Television: In 1980, 16 million US households were cable subscribers, and there were 28 networks. In 1984, the cable TV industry was deregulated and over $15 billion was spent on expanding cable wiring over the next 8 years. By 1989, there were 79 national networks, 139 in 1995, and 171 in 1998. We were launched into the digital age around 2003, and suddenly there were huge leaps forward high-definition programming, video-on-demand, digital video records... By the end of 2005, it was reported that 27.6 million households were digital cable subscribers, and I'm not sure we can get a solid count on the number of networks - there seem to be more every day. But I do know that I have 5 different ESPNs, and that's awesome! So, that's television the medium, what about television sets? Not too much mystery there - big old tubes, to flat screens, to flat panel HDTVs... and now LG has introduced a 47 inch display that's only 5.9mm thick and weights 16.1 pounds (that's less than my cat).
And, finally, computers & the internet: The Commodore

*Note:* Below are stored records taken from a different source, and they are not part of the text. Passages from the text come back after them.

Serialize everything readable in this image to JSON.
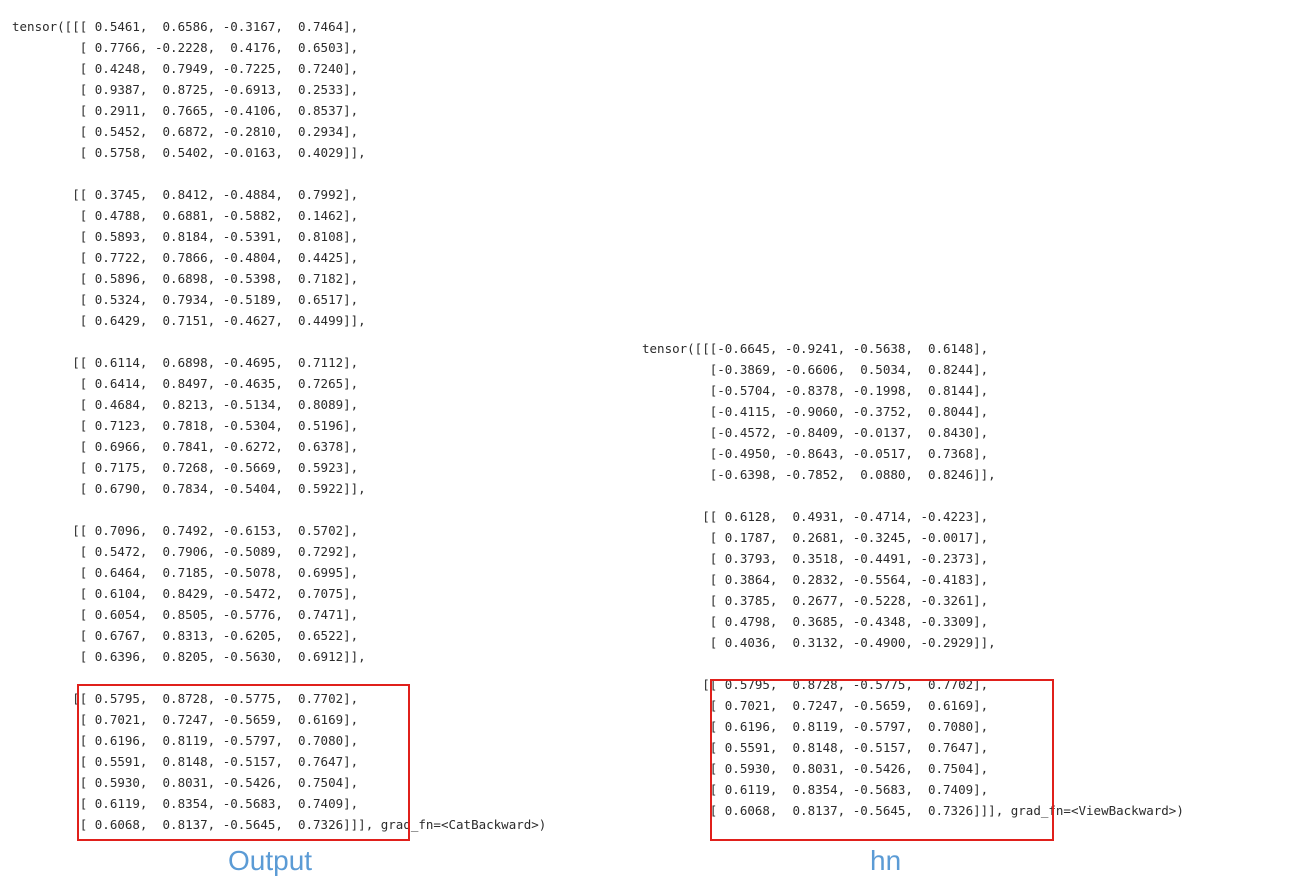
{
  "output": {
    "prefix": "tensor(",
    "grad_fn": "grad_fn=<CatBackward>",
    "caption": "Output",
    "blocks": [
      [
        [
          "0.5461",
          "0.6586",
          "-0.3167",
          "0.7464"
        ],
        [
          "0.7766",
          "-0.2228",
          "0.4176",
          "0.6503"
        ],
        [
          "0.4248",
          "0.7949",
          "-0.7225",
          "0.7240"
        ],
        [
          "0.9387",
          "0.8725",
          "-0.6913",
          "0.2533"
        ],
        [
          "0.2911",
          "0.7665",
          "-0.4106",
          "0.8537"
        ],
        [
          "0.5452",
          "0.6872",
          "-0.2810",
          "0.2934"
        ],
        [
          "0.5758",
          "0.5402",
          "-0.0163",
          "0.4029"
        ]
      ],
      [
        [
          "0.3745",
          "0.8412",
          "-0.4884",
          "0.7992"
        ],
        [
          "0.4788",
          "0.6881",
          "-0.5882",
          "0.1462"
        ],
        [
          "0.5893",
          "0.8184",
          "-0.5391",
          "0.8108"
        ],
        [
          "0.7722",
          "0.7866",
          "-0.4804",
          "0.4425"
        ],
        [
          "0.5896",
          "0.6898",
          "-0.5398",
          "0.7182"
        ],
        [
          "0.5324",
          "0.7934",
          "-0.5189",
          "0.6517"
        ],
        [
          "0.6429",
          "0.7151",
          "-0.4627",
          "0.4499"
        ]
      ],
      [
        [
          "0.6114",
          "0.6898",
          "-0.4695",
          "0.7112"
        ],
        [
          "0.6414",
          "0.8497",
          "-0.4635",
          "0.7265"
        ],
        [
          "0.4684",
          "0.8213",
          "-0.5134",
          "0.8089"
        ],
        [
          "0.7123",
          "0.7818",
          "-0.5304",
          "0.5196"
        ],
        [
          "0.6966",
          "0.7841",
          "-0.6272",
          "0.6378"
        ],
        [
          "0.7175",
          "0.7268",
          "-0.5669",
          "0.5923"
        ],
        [
          "0.6790",
          "0.7834",
          "-0.5404",
          "0.5922"
        ]
      ],
      [
        [
          "0.7096",
          "0.7492",
          "-0.6153",
          "0.5702"
        ],
        [
          "0.5472",
          "0.7906",
          "-0.5089",
          "0.7292"
        ],
        [
          "0.6464",
          "0.7185",
          "-0.5078",
          "0.6995"
        ],
        [
          "0.6104",
          "0.8429",
          "-0.5472",
          "0.7075"
        ],
        [
          "0.6054",
          "0.8505",
          "-0.5776",
          "0.7471"
        ],
        [
          "0.6767",
          "0.8313",
          "-0.6205",
          "0.6522"
        ],
        [
          "0.6396",
          "0.8205",
          "-0.5630",
          "0.6912"
        ]
      ],
      [
        [
          "0.5795",
          "0.8728",
          "-0.5775",
          "0.7702"
        ],
        [
          "0.7021",
          "0.7247",
          "-0.5659",
          "0.6169"
        ],
        [
          "0.6196",
          "0.8119",
          "-0.5797",
          "0.7080"
        ],
        [
          "0.5591",
          "0.8148",
          "-0.5157",
          "0.7647"
        ],
        [
          "0.5930",
          "0.8031",
          "-0.5426",
          "0.7504"
        ],
        [
          "0.6119",
          "0.8354",
          "-0.5683",
          "0.7409"
        ],
        [
          "0.6068",
          "0.8137",
          "-0.5645",
          "0.7326"
        ]
      ]
    ]
  },
  "hn": {
    "prefix": "tensor(",
    "grad_fn": "grad_fn=<ViewBackward>",
    "caption": "hn",
    "blocks": [
      [
        [
          "-0.6645",
          "-0.9241",
          "-0.5638",
          "0.6148"
        ],
        [
          "-0.3869",
          "-0.6606",
          "0.5034",
          "0.8244"
        ],
        [
          "-0.5704",
          "-0.8378",
          "-0.1998",
          "0.8144"
        ],
        [
          "-0.4115",
          "-0.9060",
          "-0.3752",
          "0.8044"
        ],
        [
          "-0.4572",
          "-0.8409",
          "-0.0137",
          "0.8430"
        ],
        [
          "-0.4950",
          "-0.8643",
          "-0.0517",
          "0.7368"
        ],
        [
          "-0.6398",
          "-0.7852",
          "0.0880",
          "0.8246"
        ]
      ],
      [
        [
          "0.6128",
          "0.4931",
          "-0.4714",
          "-0.4223"
        ],
        [
          "0.1787",
          "0.2681",
          "-0.3245",
          "-0.0017"
        ],
        [
          "0.3793",
          "0.3518",
          "-0.4491",
          "-0.2373"
        ],
        [
          "0.3864",
          "0.2832",
          "-0.5564",
          "-0.4183"
        ],
        [
          "0.3785",
          "0.2677",
          "-0.5228",
          "-0.3261"
        ],
        [
          "0.4798",
          "0.3685",
          "-0.4348",
          "-0.3309"
        ],
        [
          "0.4036",
          "0.3132",
          "-0.4900",
          "-0.2929"
        ]
      ],
      [
        [
          "0.5795",
          "0.8728",
          "-0.5775",
          "0.7702"
        ],
        [
          "0.7021",
          "0.7247",
          "-0.5659",
          "0.6169"
        ],
        [
          "0.6196",
          "0.8119",
          "-0.5797",
          "0.7080"
        ],
        [
          "0.5591",
          "0.8148",
          "-0.5157",
          "0.7647"
        ],
        [
          "0.5930",
          "0.8031",
          "-0.5426",
          "0.7504"
        ],
        [
          "0.6119",
          "0.8354",
          "-0.5683",
          "0.7409"
        ],
        [
          "0.6068",
          "0.8137",
          "-0.5645",
          "0.7326"
        ]
      ]
    ]
  }
}
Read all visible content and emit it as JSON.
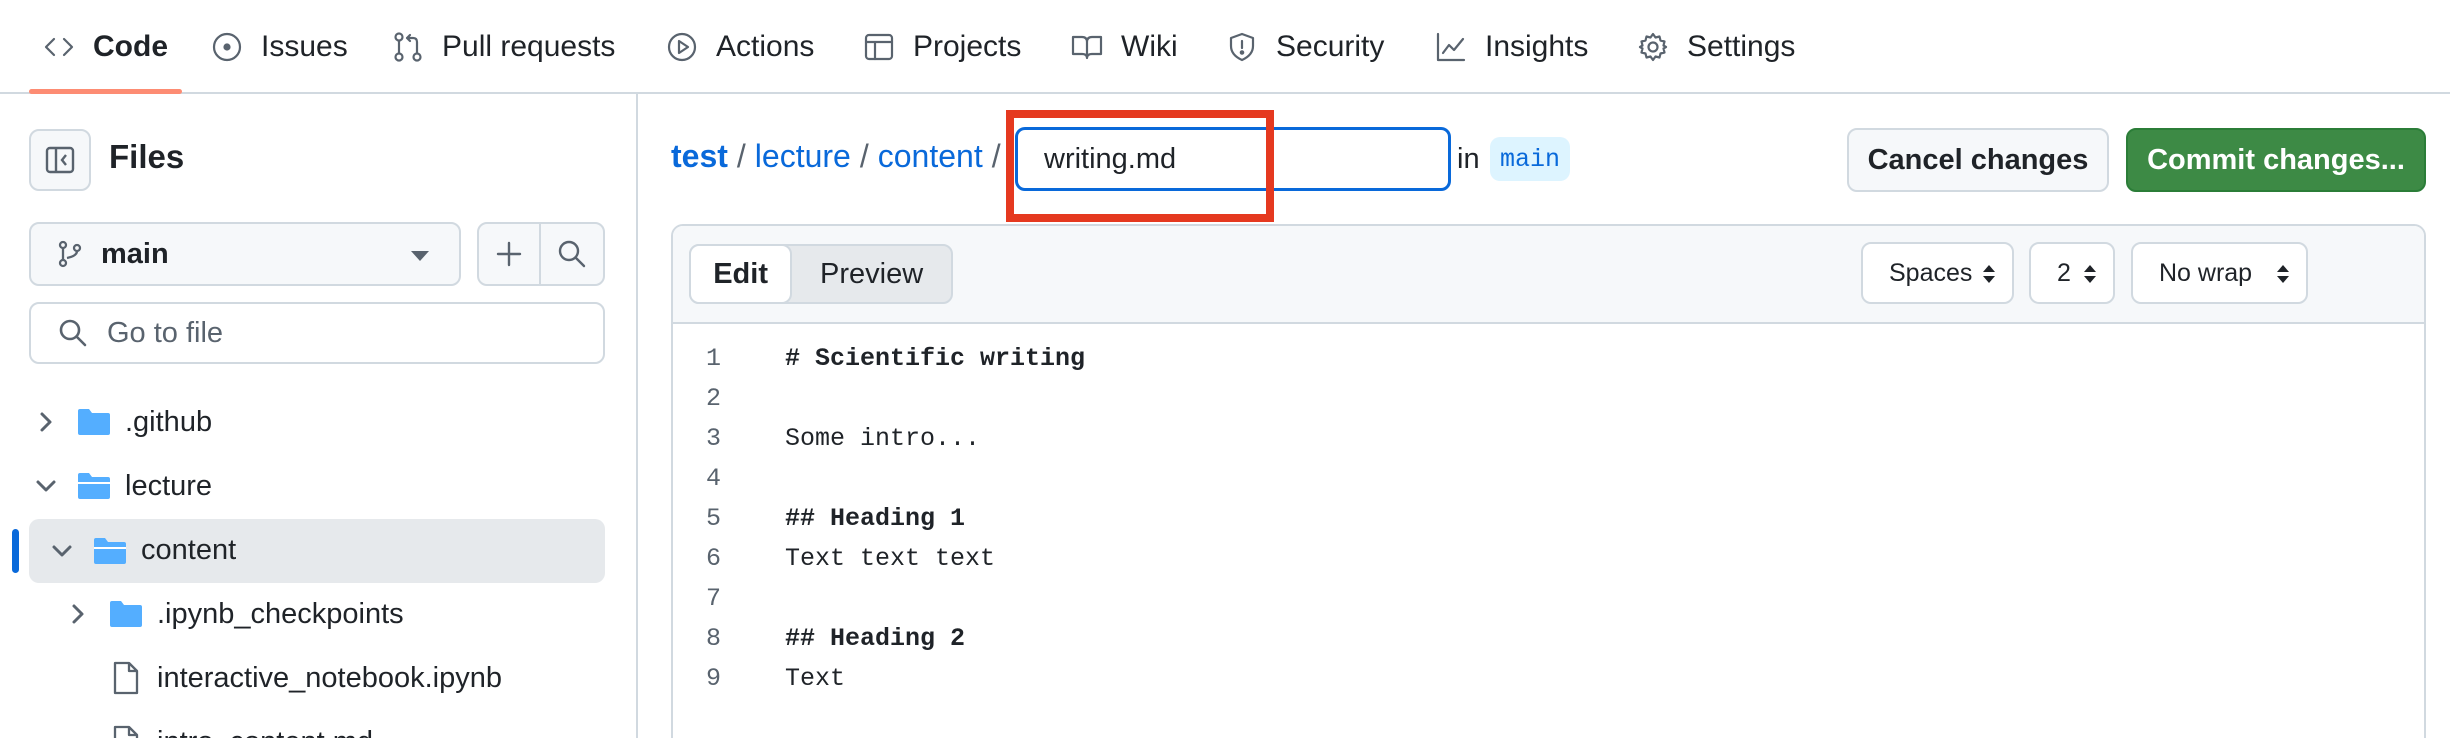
{
  "nav": {
    "tabs": [
      {
        "label": "Code",
        "icon": "code-icon",
        "active": true
      },
      {
        "label": "Issues",
        "icon": "issue-icon"
      },
      {
        "label": "Pull requests",
        "icon": "pull-request-icon"
      },
      {
        "label": "Actions",
        "icon": "play-icon"
      },
      {
        "label": "Projects",
        "icon": "table-icon"
      },
      {
        "label": "Wiki",
        "icon": "book-icon"
      },
      {
        "label": "Security",
        "icon": "shield-icon"
      },
      {
        "label": "Insights",
        "icon": "graph-icon"
      },
      {
        "label": "Settings",
        "icon": "gear-icon"
      }
    ]
  },
  "sidebar": {
    "title": "Files",
    "branch": "main",
    "search_placeholder": "Go to file",
    "tree": [
      {
        "label": ".github",
        "kind": "folder",
        "expanded": false
      },
      {
        "label": "lecture",
        "kind": "folder",
        "expanded": true
      },
      {
        "label": "content",
        "kind": "folder",
        "expanded": true,
        "selected": true
      },
      {
        "label": ".ipynb_checkpoints",
        "kind": "folder",
        "expanded": false
      },
      {
        "label": "interactive_notebook.ipynb",
        "kind": "file"
      },
      {
        "label": "intro_content.md",
        "kind": "file"
      }
    ]
  },
  "breadcrumb": {
    "repo": "test",
    "sep1": "/",
    "dir1": "lecture",
    "sep2": "/",
    "dir2": "content",
    "sep3": "/",
    "filename": "writing.md",
    "in_text": "in",
    "branch": "main"
  },
  "actions": {
    "cancel": "Cancel changes",
    "commit": "Commit changes..."
  },
  "editor": {
    "mode_edit": "Edit",
    "mode_preview": "Preview",
    "indent_mode": "Spaces",
    "indent_size": "2",
    "wrap_mode": "No wrap",
    "lines": [
      {
        "n": "1",
        "text": "# Scientific writing",
        "bold": true
      },
      {
        "n": "2",
        "text": "",
        "bold": false
      },
      {
        "n": "3",
        "text": "Some intro...",
        "bold": false
      },
      {
        "n": "4",
        "text": "",
        "bold": false
      },
      {
        "n": "5",
        "text": "## Heading 1",
        "bold": true
      },
      {
        "n": "6",
        "text": "Text text text",
        "bold": false
      },
      {
        "n": "7",
        "text": "",
        "bold": false
      },
      {
        "n": "8",
        "text": "## Heading 2",
        "bold": true
      },
      {
        "n": "9",
        "text": "Text",
        "bold": false
      }
    ]
  },
  "colors": {
    "accent": "#0969da",
    "commit_green": "#3d8a45",
    "tab_underline": "#fd8c73",
    "annotation_red": "#e5391f",
    "folder_blue": "#54aeff"
  }
}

64 was introduced in January 1982, with a 16-color display and 64kB of RAM (What kind of chip you got in there - a Dorito?). That doesn't even compare to the first iPod. Data storage has gone from 8-inch floppy disks to 5-1/4 and 3-1/2 inch floppies, to zip drives, to CD-ROM, to flash drives. Something the size of your thumbnail can hold more data than that we ever thought we'd need back in the '80s. And then there's teh interwebs. Sure, the internet is generally accepted to have begun in 1969, but didn't gain a public face until the early '90s, and the big usage boom came in the mid-'90s (AOL 3.0 was released in June 1996). Now, it's estimated that the "population of internet users" is over 1.67 billion. Just think about that for a minute. 1.67 billion.
But the really wonderful thing about the internet is amazing power it's brought to the common person! We can check prices from stores around the world, making sure we get the best buy. We can read newspapers and watch television programs. But, in my opinion, the best thing the internet has given us is right here. The ability to create communities, make friends all over the world, express ourselves, and share our creativity. Anyone can make a podcast. Anyone can write a blog. Anyone can get creative and share something they've made. You can design a logo, upload it to cafepress.com, and have a shirt (or tons of other stuff) in a week or so. You can write a book and not worry about finding a publisher, try lulu.com - they print on demand! You can create music and get it on iTunes. We can do so much online that wasn't even possible 5 years ago, let alone 30 years ago.
So, you know what? Go ahead and complain about your lack of a jet pack. Get out your phone, put on some tunes, log onto the internet, and blog and tweet about how disappointed you are with the state of technology in 2010. Or take a step back and look at how far we've come. Sure, the things I've mentioned are pretty small potatoes in the grand scheme of things, but there's so much more - I mean, researchers are testing an AIDS vaccine! So, yeah, I'm pretty happy with where we stand. In fact, I love living in the future. But I won't dismiss Hollywood's predictions entirely - in 2015, I'm putting money on the Cubbies to win the World Series (Thank you, Marty McFly).
Anomaly Staff Writer
Subscribe to Anomaly via iTunes